Exercise description: Below are records to be repeated in full. Give them exactly.

☆ ☆ ☆

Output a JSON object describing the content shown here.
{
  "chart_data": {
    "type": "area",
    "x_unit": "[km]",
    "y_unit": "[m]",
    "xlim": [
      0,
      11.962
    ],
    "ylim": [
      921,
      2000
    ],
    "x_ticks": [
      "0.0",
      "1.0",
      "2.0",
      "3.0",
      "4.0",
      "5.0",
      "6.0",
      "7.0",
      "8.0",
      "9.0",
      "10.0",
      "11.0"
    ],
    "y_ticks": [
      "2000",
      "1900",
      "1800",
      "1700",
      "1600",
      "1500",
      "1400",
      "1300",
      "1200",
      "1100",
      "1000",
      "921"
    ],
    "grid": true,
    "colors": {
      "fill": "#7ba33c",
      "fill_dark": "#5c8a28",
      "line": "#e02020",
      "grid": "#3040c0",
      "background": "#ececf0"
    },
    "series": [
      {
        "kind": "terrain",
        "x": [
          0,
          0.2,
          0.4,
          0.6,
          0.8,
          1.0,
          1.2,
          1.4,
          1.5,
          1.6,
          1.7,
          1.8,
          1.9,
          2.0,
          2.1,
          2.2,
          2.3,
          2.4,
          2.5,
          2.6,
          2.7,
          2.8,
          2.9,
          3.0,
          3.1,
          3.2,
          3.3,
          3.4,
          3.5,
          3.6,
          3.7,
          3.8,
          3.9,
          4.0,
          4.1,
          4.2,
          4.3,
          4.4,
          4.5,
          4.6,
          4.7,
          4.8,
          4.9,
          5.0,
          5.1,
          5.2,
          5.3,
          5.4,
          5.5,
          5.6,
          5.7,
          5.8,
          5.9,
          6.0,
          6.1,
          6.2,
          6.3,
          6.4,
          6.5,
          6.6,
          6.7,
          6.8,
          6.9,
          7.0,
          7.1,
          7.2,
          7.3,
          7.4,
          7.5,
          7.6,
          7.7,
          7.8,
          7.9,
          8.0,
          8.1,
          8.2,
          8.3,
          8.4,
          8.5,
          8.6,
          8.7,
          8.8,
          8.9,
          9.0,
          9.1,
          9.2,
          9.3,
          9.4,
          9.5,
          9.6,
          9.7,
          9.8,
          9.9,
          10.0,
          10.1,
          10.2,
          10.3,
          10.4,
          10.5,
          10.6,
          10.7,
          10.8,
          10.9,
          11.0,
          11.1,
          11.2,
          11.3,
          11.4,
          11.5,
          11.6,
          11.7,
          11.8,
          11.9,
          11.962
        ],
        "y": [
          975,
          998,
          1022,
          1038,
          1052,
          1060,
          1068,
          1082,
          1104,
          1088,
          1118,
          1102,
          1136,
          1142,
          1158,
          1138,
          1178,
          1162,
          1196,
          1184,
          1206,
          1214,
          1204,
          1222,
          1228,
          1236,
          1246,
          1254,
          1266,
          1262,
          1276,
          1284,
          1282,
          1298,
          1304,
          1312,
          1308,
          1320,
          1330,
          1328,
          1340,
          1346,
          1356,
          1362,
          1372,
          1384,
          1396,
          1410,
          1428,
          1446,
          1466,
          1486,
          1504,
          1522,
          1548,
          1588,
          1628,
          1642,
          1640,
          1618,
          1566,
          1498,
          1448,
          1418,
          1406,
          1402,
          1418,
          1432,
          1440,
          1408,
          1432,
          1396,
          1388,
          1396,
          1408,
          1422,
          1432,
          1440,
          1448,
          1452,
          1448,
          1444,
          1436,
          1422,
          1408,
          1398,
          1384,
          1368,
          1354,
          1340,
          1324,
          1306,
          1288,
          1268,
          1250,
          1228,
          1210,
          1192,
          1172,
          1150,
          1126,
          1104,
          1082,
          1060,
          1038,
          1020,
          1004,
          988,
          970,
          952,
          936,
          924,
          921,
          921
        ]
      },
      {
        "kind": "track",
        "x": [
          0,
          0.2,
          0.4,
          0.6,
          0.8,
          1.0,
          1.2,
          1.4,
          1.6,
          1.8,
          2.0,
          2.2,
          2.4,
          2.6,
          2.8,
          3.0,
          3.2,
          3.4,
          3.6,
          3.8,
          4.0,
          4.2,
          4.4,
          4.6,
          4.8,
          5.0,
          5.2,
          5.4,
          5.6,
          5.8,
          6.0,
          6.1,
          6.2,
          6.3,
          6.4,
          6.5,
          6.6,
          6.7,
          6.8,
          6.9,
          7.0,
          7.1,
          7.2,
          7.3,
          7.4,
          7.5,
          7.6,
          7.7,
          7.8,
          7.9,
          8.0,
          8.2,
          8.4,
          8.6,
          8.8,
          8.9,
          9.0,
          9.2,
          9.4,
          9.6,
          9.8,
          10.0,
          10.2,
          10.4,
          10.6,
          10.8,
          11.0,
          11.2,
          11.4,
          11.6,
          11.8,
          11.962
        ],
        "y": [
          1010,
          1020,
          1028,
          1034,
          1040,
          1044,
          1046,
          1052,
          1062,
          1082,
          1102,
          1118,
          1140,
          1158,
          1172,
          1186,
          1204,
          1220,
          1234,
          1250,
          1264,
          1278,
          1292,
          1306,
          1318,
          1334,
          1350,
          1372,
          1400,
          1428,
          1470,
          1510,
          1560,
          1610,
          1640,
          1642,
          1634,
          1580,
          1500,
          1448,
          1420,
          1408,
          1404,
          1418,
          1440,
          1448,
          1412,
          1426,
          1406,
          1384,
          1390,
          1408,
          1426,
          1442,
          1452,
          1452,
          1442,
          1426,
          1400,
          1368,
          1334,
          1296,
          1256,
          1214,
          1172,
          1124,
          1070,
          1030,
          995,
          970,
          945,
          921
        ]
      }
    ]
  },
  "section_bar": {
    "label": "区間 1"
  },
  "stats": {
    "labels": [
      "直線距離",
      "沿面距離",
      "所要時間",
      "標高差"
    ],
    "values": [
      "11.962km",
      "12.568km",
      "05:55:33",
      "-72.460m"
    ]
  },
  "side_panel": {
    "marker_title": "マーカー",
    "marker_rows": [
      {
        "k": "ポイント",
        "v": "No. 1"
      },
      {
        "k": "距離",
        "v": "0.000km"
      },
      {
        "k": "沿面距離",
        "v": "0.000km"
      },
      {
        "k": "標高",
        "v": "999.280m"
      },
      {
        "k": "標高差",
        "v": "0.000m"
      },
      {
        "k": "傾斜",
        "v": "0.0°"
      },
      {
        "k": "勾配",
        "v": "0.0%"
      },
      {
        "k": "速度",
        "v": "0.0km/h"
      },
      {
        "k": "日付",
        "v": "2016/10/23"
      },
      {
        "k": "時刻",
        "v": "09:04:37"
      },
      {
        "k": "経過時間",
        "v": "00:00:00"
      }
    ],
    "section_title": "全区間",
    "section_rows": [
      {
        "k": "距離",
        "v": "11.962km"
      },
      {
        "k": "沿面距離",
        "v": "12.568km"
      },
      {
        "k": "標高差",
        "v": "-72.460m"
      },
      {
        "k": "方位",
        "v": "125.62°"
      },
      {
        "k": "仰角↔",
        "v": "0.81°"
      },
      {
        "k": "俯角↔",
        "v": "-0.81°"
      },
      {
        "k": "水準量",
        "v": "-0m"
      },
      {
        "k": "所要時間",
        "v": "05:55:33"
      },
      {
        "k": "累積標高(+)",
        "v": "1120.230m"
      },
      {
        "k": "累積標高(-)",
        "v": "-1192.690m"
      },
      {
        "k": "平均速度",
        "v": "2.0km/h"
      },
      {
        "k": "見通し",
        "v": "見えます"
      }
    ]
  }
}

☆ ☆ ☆

Output of the task:
Output a JSON object describing the content shown here.
{
  "chart_data": {
    "type": "area",
    "x_unit": "[km]",
    "y_unit": "[m]",
    "xlim": [
      0,
      11.962
    ],
    "ylim": [
      921,
      2000
    ],
    "x_ticks": [
      "0.0",
      "1.0",
      "2.0",
      "3.0",
      "4.0",
      "5.0",
      "6.0",
      "7.0",
      "8.0",
      "9.0",
      "10.0",
      "11.0"
    ],
    "y_ticks": [
      "2000",
      "1900",
      "1800",
      "1700",
      "1600",
      "1500",
      "1400",
      "1300",
      "1200",
      "1100",
      "1000",
      "921"
    ],
    "grid": true,
    "colors": {
      "fill": "#7ba33c",
      "fill_dark": "#5c8a28",
      "line": "#e02020",
      "grid": "#3040c0",
      "background": "#ececf0"
    },
    "series": [
      {
        "kind": "terrain",
        "x": [
          0,
          0.2,
          0.4,
          0.6,
          0.8,
          1.0,
          1.2,
          1.4,
          1.5,
          1.6,
          1.7,
          1.8,
          1.9,
          2.0,
          2.1,
          2.2,
          2.3,
          2.4,
          2.5,
          2.6,
          2.7,
          2.8,
          2.9,
          3.0,
          3.1,
          3.2,
          3.3,
          3.4,
          3.5,
          3.6,
          3.7,
          3.8,
          3.9,
          4.0,
          4.1,
          4.2,
          4.3,
          4.4,
          4.5,
          4.6,
          4.7,
          4.8,
          4.9,
          5.0,
          5.1,
          5.2,
          5.3,
          5.4,
          5.5,
          5.6,
          5.7,
          5.8,
          5.9,
          6.0,
          6.1,
          6.2,
          6.3,
          6.4,
          6.5,
          6.6,
          6.7,
          6.8,
          6.9,
          7.0,
          7.1,
          7.2,
          7.3,
          7.4,
          7.5,
          7.6,
          7.7,
          7.8,
          7.9,
          8.0,
          8.1,
          8.2,
          8.3,
          8.4,
          8.5,
          8.6,
          8.7,
          8.8,
          8.9,
          9.0,
          9.1,
          9.2,
          9.3,
          9.4,
          9.5,
          9.6,
          9.7,
          9.8,
          9.9,
          10.0,
          10.1,
          10.2,
          10.3,
          10.4,
          10.5,
          10.6,
          10.7,
          10.8,
          10.9,
          11.0,
          11.1,
          11.2,
          11.3,
          11.4,
          11.5,
          11.6,
          11.7,
          11.8,
          11.9,
          11.962
        ],
        "y": [
          975,
          998,
          1022,
          1038,
          1052,
          1060,
          1068,
          1082,
          1104,
          1088,
          1118,
          1102,
          1136,
          1142,
          1158,
          1138,
          1178,
          1162,
          1196,
          1184,
          1206,
          1214,
          1204,
          1222,
          1228,
          1236,
          1246,
          1254,
          1266,
          1262,
          1276,
          1284,
          1282,
          1298,
          1304,
          1312,
          1308,
          1320,
          1330,
          1328,
          1340,
          1346,
          1356,
          1362,
          1372,
          1384,
          1396,
          1410,
          1428,
          1446,
          1466,
          1486,
          1504,
          1522,
          1548,
          1588,
          1628,
          1642,
          1640,
          1618,
          1566,
          1498,
          1448,
          1418,
          1406,
          1402,
          1418,
          1432,
          1440,
          1408,
          1432,
          1396,
          1388,
          1396,
          1408,
          1422,
          1432,
          1440,
          1448,
          1452,
          1448,
          1444,
          1436,
          1422,
          1408,
          1398,
          1384,
          1368,
          1354,
          1340,
          1324,
          1306,
          1288,
          1268,
          1250,
          1228,
          1210,
          1192,
          1172,
          1150,
          1126,
          1104,
          1082,
          1060,
          1038,
          1020,
          1004,
          988,
          970,
          952,
          936,
          924,
          921,
          921
        ]
      },
      {
        "kind": "track",
        "x": [
          0,
          0.2,
          0.4,
          0.6,
          0.8,
          1.0,
          1.2,
          1.4,
          1.6,
          1.8,
          2.0,
          2.2,
          2.4,
          2.6,
          2.8,
          3.0,
          3.2,
          3.4,
          3.6,
          3.8,
          4.0,
          4.2,
          4.4,
          4.6,
          4.8,
          5.0,
          5.2,
          5.4,
          5.6,
          5.8,
          6.0,
          6.1,
          6.2,
          6.3,
          6.4,
          6.5,
          6.6,
          6.7,
          6.8,
          6.9,
          7.0,
          7.1,
          7.2,
          7.3,
          7.4,
          7.5,
          7.6,
          7.7,
          7.8,
          7.9,
          8.0,
          8.2,
          8.4,
          8.6,
          8.8,
          8.9,
          9.0,
          9.2,
          9.4,
          9.6,
          9.8,
          10.0,
          10.2,
          10.4,
          10.6,
          10.8,
          11.0,
          11.2,
          11.4,
          11.6,
          11.8,
          11.962
        ],
        "y": [
          1010,
          1020,
          1028,
          1034,
          1040,
          1044,
          1046,
          1052,
          1062,
          1082,
          1102,
          1118,
          1140,
          1158,
          1172,
          1186,
          1204,
          1220,
          1234,
          1250,
          1264,
          1278,
          1292,
          1306,
          1318,
          1334,
          1350,
          1372,
          1400,
          1428,
          1470,
          1510,
          1560,
          1610,
          1640,
          1642,
          1634,
          1580,
          1500,
          1448,
          1420,
          1408,
          1404,
          1418,
          1440,
          1448,
          1412,
          1426,
          1406,
          1384,
          1390,
          1408,
          1426,
          1442,
          1452,
          1452,
          1442,
          1426,
          1400,
          1368,
          1334,
          1296,
          1256,
          1214,
          1172,
          1124,
          1070,
          1030,
          995,
          970,
          945,
          921
        ]
      }
    ]
  },
  "section_bar": {
    "label": "区間 1"
  },
  "stats": {
    "labels": [
      "直線距離",
      "沿面距離",
      "所要時間",
      "標高差"
    ],
    "values": [
      "11.962km",
      "12.568km",
      "05:55:33",
      "-72.460m"
    ]
  },
  "side_panel": {
    "marker_title": "マーカー",
    "marker_rows": [
      {
        "k": "ポイント",
        "v": "No. 1"
      },
      {
        "k": "距離",
        "v": "0.000km"
      },
      {
        "k": "沿面距離",
        "v": "0.000km"
      },
      {
        "k": "標高",
        "v": "999.280m"
      },
      {
        "k": "標高差",
        "v": "0.000m"
      },
      {
        "k": "傾斜",
        "v": "0.0°"
      },
      {
        "k": "勾配",
        "v": "0.0%"
      },
      {
        "k": "速度",
        "v": "0.0km/h"
      },
      {
        "k": "日付",
        "v": "2016/10/23"
      },
      {
        "k": "時刻",
        "v": "09:04:37"
      },
      {
        "k": "経過時間",
        "v": "00:00:00"
      }
    ],
    "section_title": "全区間",
    "section_rows": [
      {
        "k": "距離",
        "v": "11.962km"
      },
      {
        "k": "沿面距離",
        "v": "12.568km"
      },
      {
        "k": "標高差",
        "v": "-72.460m"
      },
      {
        "k": "方位",
        "v": "125.62°"
      },
      {
        "k": "仰角↔",
        "v": "0.81°"
      },
      {
        "k": "俯角↔",
        "v": "-0.81°"
      },
      {
        "k": "水準量",
        "v": "-0m"
      },
      {
        "k": "所要時間",
        "v": "05:55:33"
      },
      {
        "k": "累積標高(+)",
        "v": "1120.230m"
      },
      {
        "k": "累積標高(-)",
        "v": "-1192.690m"
      },
      {
        "k": "平均速度",
        "v": "2.0km/h"
      },
      {
        "k": "見通し",
        "v": "見えます"
      }
    ]
  }
}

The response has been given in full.